This is in marked contrast with other top level motorsports, where teams have at their disposal a huge amount of live data from the car, which can be analysed by small armies of engineers while the cars are rolling. Some live data is even beamed directly to factories in other countries, where even more technical experts can provide additional support or troubleshooting to tweak car settings during track sessions.
The first job for the Mahindra Racing engineering team when the driver returns to the pits is to plug into the ECU and download the data. (“Wireless systems could be faster but could cause security issues,” says Patel.) There can be a lot to get through: some 600MB of facts and figures from the free practice sessions, 150MB from qualifying and 450MB from the race itself.
“At the track, we have a team of engineers looking at different elements to ensure the best reliability and performance on that day for that set of climatic and track conditions,” Patel explains. “Because practice, qualifying and the race all take place in a single day, the key to matching or bettering performance improvements elsewhere in the pitlane is to be fast but accurate with analysis and solutions. Away from track, we have more time to examine the data, and we can feed our findings into our suite of simulation tools to ensure we’re making continual progress throughout the season.”

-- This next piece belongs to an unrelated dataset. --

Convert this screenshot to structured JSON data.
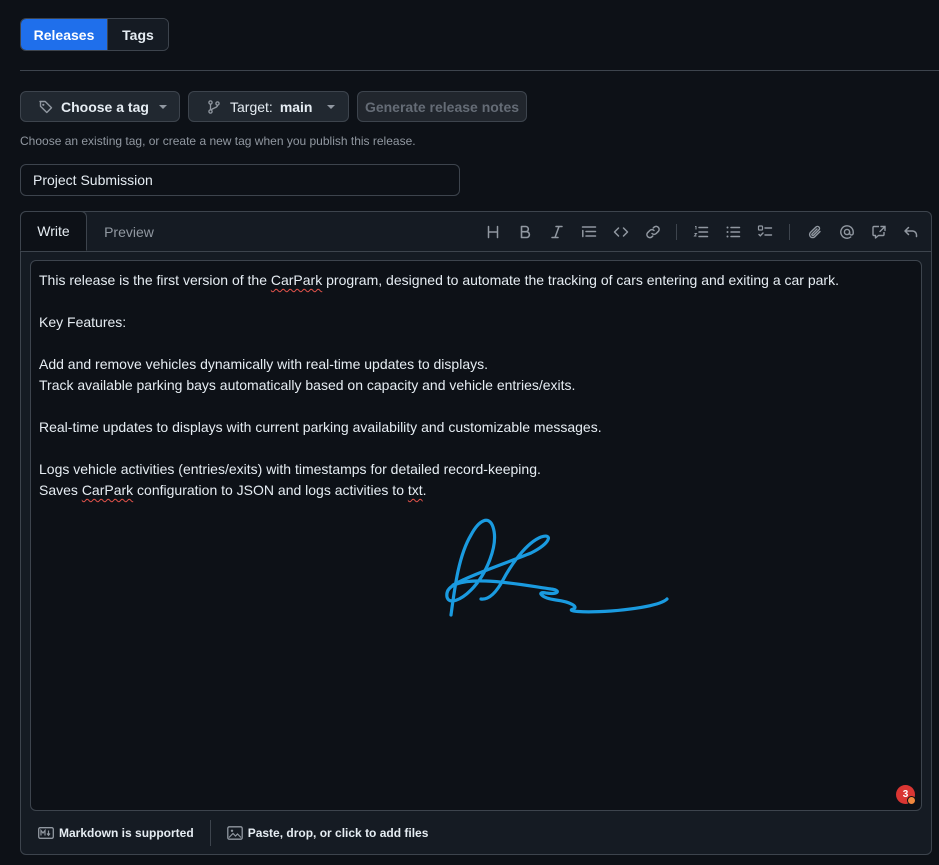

While the principal goal of improving speed and reliability is shared with other motorsports, the engineering challenges in Formula E are unique in other respects. “We’re working with a very different set of parameters to cars with internal combustion engines, although the end goal of optimising performance under given regulations is similar,” Patel explains. “With both types of powertrain, you want to optimise power and torque. In other series, these are not usually capped but, rather, are controlled by the powertrain architecture (V6, inline four, turbo size and so on). The electric motor system can generally deliver peak torque all of the time until the motor becomes RPM-limited; this is something ICE engines cannot do and so torque delivery must be optimised or compromised against the peak power band. Programming and mapping an electric motor powertrain is therefore simpler in some ways, as we can map it to deliver the regulation power all of the time.”
Control software is much more open to teams in season two to modify, which allows new strategies to be adopted and gives trackside engineering teams an arsenal of tools with which to hone performance throughout race day. “We can make high level changes, such as smoothing and shaping torque requests to ensure we are using the all of the power we’re allowed to, all of the time,” says Patel. “This involves using a table of values, with RPM and throttle positions as column and row headers. It’s manual and labour intensive right now – hard work rather than magic! We are developing a low-level artificial intelligence system that will allow the car some autonomy over certain parameters. We’re at very early stages so I can’t reveal any more than that.”
The team can also make adjustments to other parts of the drivetrain which may yield more marginal results, such as analysing gear shifts to make them as smooth and as quick as possible. The ultimate goal is to balance efficiency and outright pace, while keeping a close eye on thermal performance.
“We upload new maps or software at least five minutes before the beginning of the next session,” Patel says. “That gives us time to power up the car to make sure everything is working and that we haven’t created any bugs!”
Once the changes have been made and uploaded, the drivers head out onto track to see whether the updates have worked and to collect more data to be pored over by engineers in their never-ending question for better performance.